The Lego Movie nonetheless performs a primary ideological function which is to first articulate a dissatisfaction with what is – in this case a corporate dictatorship parents of kids might be all too familiar with — and then construct an imaginary resolution at the end to help audiences not only reconcile with the devil they know but learn to love him. As soon as Will Farrell appeared the whole message changes from ‘business is evil’ to ‘ordinary people could work together with business and wage-slaves might develop into entrepreneurs — or at least really happy workers — in order to create more business! Everyone wins and everyone is happy! We are business, business is the world, isn’t it lovely, let’s sing our love of Legoland, our land’. It’s as if someone dropped an e into the filmmakers’ kool-aid 3/4 of the way through and they started exclaiming ‘I love you’ and offering drunken hugs to that which they had previously most hated.

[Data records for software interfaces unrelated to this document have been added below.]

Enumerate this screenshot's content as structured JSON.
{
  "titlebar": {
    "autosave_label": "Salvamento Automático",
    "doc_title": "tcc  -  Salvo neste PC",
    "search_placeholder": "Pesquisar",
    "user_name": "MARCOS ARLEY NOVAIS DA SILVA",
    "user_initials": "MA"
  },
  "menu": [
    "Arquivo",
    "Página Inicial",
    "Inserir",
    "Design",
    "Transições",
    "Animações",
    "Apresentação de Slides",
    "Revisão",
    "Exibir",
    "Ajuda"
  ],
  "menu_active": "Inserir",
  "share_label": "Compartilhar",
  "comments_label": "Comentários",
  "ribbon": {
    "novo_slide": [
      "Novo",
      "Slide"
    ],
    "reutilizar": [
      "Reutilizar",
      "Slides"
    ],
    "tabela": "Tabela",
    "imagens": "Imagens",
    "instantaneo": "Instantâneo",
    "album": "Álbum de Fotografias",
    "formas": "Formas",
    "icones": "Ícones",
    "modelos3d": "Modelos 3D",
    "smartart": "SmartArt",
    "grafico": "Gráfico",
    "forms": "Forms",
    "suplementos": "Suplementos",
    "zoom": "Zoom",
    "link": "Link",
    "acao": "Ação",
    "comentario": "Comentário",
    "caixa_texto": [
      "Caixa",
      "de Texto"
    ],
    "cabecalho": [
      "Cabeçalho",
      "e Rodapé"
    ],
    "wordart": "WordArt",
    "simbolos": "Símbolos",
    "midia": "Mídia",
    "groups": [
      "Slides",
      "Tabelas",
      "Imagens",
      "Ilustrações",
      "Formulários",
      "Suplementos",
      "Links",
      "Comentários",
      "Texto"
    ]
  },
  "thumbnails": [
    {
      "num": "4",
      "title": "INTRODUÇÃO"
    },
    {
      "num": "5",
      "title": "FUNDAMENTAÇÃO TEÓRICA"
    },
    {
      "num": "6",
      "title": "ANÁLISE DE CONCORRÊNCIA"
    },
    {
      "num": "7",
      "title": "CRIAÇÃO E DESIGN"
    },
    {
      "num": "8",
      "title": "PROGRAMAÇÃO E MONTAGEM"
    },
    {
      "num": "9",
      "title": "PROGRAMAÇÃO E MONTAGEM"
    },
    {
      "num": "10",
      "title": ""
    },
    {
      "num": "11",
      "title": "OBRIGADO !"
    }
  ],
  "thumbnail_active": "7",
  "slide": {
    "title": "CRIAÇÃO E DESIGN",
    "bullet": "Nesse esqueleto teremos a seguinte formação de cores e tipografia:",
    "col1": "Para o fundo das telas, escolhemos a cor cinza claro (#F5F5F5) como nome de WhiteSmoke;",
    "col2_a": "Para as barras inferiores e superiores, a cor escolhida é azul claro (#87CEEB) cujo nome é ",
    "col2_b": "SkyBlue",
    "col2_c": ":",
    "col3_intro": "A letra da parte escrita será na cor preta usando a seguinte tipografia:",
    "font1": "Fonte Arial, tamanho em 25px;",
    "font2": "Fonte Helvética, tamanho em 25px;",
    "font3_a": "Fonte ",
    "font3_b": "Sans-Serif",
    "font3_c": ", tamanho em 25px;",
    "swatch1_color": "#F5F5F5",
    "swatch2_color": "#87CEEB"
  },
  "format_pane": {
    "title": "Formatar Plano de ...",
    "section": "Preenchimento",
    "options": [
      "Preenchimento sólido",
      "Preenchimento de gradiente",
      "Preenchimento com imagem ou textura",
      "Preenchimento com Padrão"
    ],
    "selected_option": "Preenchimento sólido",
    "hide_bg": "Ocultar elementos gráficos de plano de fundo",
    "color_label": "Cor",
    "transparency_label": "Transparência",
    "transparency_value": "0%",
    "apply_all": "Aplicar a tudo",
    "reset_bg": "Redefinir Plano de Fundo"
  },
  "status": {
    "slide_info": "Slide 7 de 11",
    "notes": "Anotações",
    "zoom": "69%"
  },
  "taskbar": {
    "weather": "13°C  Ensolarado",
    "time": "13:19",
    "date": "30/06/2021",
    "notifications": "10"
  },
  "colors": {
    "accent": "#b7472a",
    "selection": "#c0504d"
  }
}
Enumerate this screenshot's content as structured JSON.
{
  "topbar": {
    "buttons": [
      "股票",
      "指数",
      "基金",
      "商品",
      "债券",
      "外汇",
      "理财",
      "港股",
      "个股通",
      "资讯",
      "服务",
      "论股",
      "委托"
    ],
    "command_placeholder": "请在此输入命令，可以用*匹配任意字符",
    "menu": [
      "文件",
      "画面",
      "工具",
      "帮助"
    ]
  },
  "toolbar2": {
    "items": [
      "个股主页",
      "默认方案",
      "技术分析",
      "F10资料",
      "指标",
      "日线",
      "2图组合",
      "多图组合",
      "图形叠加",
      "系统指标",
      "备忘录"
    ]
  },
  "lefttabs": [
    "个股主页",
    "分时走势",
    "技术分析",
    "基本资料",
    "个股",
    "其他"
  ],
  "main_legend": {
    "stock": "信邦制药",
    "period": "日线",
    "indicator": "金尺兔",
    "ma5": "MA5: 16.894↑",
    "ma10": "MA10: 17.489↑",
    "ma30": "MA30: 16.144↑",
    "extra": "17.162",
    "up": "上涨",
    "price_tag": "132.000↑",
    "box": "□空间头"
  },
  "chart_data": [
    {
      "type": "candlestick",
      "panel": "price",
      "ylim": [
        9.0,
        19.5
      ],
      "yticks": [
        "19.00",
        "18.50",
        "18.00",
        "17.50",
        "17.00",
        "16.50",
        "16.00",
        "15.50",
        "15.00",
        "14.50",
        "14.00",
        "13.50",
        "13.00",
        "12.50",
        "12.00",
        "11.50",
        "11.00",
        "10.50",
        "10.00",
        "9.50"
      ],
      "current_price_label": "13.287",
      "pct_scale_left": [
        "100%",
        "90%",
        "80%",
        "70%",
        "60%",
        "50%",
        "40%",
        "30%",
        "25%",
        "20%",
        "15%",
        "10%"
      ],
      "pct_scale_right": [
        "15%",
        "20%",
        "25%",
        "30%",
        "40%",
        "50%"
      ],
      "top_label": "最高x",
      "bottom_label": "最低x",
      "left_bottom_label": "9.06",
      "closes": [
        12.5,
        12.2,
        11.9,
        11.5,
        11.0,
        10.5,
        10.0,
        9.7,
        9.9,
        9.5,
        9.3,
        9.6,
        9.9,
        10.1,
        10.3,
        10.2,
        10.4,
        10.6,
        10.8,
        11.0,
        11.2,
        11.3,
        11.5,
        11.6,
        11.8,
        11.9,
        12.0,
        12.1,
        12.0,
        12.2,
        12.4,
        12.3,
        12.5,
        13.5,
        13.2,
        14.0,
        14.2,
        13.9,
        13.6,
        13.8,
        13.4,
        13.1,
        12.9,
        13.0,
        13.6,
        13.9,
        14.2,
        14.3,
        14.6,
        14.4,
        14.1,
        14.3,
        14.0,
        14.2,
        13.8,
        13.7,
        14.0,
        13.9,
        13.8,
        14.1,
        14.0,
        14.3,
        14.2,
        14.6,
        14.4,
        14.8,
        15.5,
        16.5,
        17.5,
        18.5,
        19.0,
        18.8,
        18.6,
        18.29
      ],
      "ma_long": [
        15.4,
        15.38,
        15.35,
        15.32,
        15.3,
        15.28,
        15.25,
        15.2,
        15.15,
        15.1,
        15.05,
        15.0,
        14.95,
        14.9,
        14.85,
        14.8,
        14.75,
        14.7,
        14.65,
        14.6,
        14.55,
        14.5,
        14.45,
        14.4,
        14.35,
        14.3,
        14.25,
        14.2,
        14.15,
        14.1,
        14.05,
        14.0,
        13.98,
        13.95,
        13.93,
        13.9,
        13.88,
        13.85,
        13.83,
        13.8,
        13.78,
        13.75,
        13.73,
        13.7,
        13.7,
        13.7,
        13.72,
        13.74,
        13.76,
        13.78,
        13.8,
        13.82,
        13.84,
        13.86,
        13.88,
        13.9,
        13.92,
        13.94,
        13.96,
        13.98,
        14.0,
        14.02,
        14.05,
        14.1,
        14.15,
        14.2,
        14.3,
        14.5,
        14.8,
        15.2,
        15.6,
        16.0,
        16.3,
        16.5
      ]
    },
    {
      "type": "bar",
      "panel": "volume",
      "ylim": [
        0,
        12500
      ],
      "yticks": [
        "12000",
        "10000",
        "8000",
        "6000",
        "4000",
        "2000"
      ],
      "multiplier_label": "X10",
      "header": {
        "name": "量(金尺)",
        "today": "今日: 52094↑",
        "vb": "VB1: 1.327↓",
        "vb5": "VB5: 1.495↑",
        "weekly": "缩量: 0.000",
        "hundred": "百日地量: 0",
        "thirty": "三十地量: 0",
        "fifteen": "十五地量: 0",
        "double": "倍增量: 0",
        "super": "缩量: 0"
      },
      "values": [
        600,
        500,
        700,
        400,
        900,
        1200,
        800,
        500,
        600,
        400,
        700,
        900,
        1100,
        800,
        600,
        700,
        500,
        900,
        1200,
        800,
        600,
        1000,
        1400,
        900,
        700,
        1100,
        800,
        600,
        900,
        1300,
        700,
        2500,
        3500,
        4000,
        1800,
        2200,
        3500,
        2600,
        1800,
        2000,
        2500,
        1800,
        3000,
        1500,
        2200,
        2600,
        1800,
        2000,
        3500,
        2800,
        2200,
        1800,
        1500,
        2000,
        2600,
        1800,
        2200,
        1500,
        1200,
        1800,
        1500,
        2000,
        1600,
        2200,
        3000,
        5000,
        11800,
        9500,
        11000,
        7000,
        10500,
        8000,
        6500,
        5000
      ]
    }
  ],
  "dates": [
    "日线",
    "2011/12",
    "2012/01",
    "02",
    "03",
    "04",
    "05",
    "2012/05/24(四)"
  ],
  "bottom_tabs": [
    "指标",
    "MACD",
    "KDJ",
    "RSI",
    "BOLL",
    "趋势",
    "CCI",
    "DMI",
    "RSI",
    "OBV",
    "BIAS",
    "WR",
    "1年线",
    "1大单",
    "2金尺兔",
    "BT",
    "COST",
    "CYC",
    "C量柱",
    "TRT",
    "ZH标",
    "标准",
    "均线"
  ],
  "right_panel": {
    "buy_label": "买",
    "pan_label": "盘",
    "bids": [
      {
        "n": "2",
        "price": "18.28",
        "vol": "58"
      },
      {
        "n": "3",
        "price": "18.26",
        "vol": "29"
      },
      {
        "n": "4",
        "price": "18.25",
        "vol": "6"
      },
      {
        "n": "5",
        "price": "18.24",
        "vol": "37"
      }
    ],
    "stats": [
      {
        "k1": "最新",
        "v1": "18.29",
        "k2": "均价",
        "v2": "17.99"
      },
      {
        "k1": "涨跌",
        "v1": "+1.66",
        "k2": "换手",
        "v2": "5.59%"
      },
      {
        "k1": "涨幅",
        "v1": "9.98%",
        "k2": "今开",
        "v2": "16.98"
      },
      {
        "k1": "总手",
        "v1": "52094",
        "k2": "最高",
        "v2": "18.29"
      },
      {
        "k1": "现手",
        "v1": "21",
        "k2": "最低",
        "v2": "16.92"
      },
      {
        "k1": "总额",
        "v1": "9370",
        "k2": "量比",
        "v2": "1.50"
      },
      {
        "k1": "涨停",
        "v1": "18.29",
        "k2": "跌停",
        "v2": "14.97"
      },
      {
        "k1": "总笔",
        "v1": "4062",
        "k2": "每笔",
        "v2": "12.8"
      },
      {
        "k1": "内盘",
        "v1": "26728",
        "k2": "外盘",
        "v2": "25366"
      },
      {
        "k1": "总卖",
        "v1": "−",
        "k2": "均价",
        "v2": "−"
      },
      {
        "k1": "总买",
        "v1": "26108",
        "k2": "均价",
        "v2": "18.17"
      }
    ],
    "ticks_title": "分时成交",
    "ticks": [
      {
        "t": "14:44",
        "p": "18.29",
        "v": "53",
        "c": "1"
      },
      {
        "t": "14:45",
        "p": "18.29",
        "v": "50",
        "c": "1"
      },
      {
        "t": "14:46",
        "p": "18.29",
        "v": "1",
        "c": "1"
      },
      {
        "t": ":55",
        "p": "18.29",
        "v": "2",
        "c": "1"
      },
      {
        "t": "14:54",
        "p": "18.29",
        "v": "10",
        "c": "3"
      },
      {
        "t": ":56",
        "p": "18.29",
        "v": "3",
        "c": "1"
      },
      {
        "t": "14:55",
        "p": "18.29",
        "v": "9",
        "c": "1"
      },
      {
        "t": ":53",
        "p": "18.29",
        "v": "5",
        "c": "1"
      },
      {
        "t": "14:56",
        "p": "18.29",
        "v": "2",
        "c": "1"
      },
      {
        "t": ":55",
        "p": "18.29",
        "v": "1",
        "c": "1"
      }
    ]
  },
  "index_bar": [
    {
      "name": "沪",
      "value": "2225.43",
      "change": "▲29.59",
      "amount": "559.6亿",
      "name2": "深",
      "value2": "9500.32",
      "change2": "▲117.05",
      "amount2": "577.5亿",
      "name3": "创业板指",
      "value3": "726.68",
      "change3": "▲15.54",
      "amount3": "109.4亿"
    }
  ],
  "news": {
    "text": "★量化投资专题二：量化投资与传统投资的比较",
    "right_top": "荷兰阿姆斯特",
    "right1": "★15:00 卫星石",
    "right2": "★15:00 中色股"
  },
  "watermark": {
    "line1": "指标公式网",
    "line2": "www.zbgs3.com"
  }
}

Fundamentally the film is just one long advertisement for Lego of course but it is also more than that…but then again, it is very much limited by what it sets out as its primary raison d’être. Anything whose primary goal is to sell you something can’t be art partly because it doesn’t want to deal with truth, even as a partial personal expression of it. It’s out for the sell..and the sell is always some kind of con. What’s interesting about The Lego Movie is that it so fervently makes one wish this weren’t inevitably and always the case.